[What you need to do]:
Exactness is required. Restate every entry as written.

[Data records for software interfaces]
-*-

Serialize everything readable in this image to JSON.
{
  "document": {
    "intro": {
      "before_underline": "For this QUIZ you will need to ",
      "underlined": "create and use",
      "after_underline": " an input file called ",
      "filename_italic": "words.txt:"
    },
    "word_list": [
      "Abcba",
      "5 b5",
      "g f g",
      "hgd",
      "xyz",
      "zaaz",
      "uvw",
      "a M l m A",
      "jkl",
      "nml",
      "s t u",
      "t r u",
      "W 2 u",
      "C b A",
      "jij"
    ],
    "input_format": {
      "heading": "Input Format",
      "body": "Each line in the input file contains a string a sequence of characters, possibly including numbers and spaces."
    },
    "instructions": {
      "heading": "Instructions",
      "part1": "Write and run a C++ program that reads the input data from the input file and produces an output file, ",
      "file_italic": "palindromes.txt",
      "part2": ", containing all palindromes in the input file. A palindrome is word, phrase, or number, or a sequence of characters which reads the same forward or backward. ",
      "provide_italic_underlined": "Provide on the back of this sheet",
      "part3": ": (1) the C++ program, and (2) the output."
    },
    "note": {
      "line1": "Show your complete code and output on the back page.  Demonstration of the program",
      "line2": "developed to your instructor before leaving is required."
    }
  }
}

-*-

[Exercise solution]:
Serialize everything readable in this image to JSON.
{
  "document": {
    "intro": {
      "before_underline": "For this QUIZ you will need to ",
      "underlined": "create and use",
      "after_underline": " an input file called ",
      "filename_italic": "words.txt:"
    },
    "word_list": [
      "Abcba",
      "5 b5",
      "g f g",
      "hgd",
      "xyz",
      "zaaz",
      "uvw",
      "a M l m A",
      "jkl",
      "nml",
      "s t u",
      "t r u",
      "W 2 u",
      "C b A",
      "jij"
    ],
    "input_format": {
      "heading": "Input Format",
      "body": "Each line in the input file contains a string a sequence of characters, possibly including numbers and spaces."
    },
    "instructions": {
      "heading": "Instructions",
      "part1": "Write and run a C++ program that reads the input data from the input file and produces an output file, ",
      "file_italic": "palindromes.txt",
      "part2": ", containing all palindromes in the input file. A palindrome is word, phrase, or number, or a sequence of characters which reads the same forward or backward. ",
      "provide_italic_underlined": "Provide on the back of this sheet",
      "part3": ": (1) the C++ program, and (2) the output."
    },
    "note": {
      "line1": "Show your complete code and output on the back page.  Demonstration of the program",
      "line2": "developed to your instructor before leaving is required."
    }
  }
}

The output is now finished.